In my last post I described the steps needed to begin work on a writing assignment with my special education students. Part One identified how to begin a gallery walk to introduce new ideas and questions as pre-writing activities. In this post, I discuss using sentence frames and partner/group discussion to better develop student writing ideas.
Before we begin writing, I try to ensure students have some prior knowledge they can apply to the lesson. Many times, we will go over vocabulary first. I will put the words up around the room so they are accessible for students as they work on the unit. We might discuss these in small groups, or identify the words and how one might use them in context related to their chosen topics.
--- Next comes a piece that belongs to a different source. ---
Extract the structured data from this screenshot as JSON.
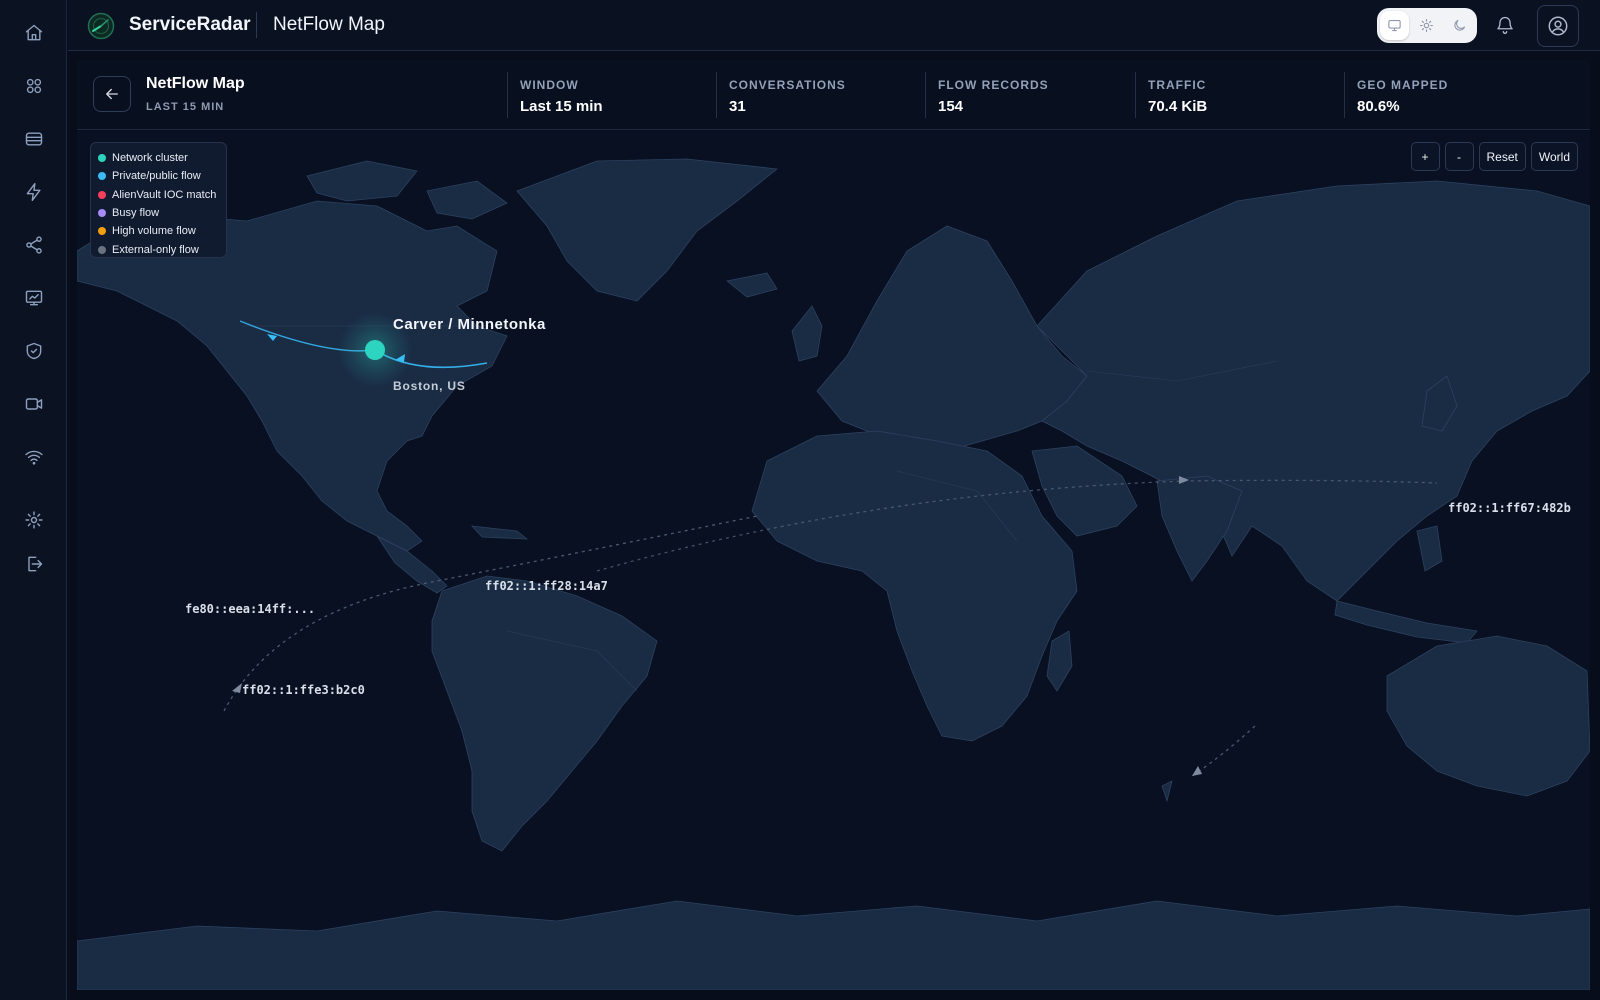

We often look up the words we don't know during our silent reading, which helps build vocabulary and helps stimulate interest in words that they wouldn't normally use.
For a majority of the papers we write in class, I have my students choose a side to argue for or against. Usually there are two options I give as idea and sentence starters. For example: "I believe the Renaissance changed man for the better" or "I believe the Renaissance changed man for the worse." This option gives my students a chance to see arguments they might want to keep their eye out for when searching for evidence. I provide students with a graphic organizer with both options on which students can take notes.
On a recent assignment we studied Shakespeare. First, I gave my students two excerpts to study. We discovered meaning from a late 15th century work - Everyman, and then studied an excerpt from Act 2, Scene 2 of Hamlet. I gave my students the exact passages to use, with source information provided as well (this way no outside research or unnecessary information was in the way -- adding independent research to a writing assignment requires a whole different set of supports). During this portion of the assignment, I had my students analyze the work by reading for deeper meaning. The phrasing and diction are very different from what my students normally hear or read. We did an in depth read where we listened for key components that the students understood - line by line.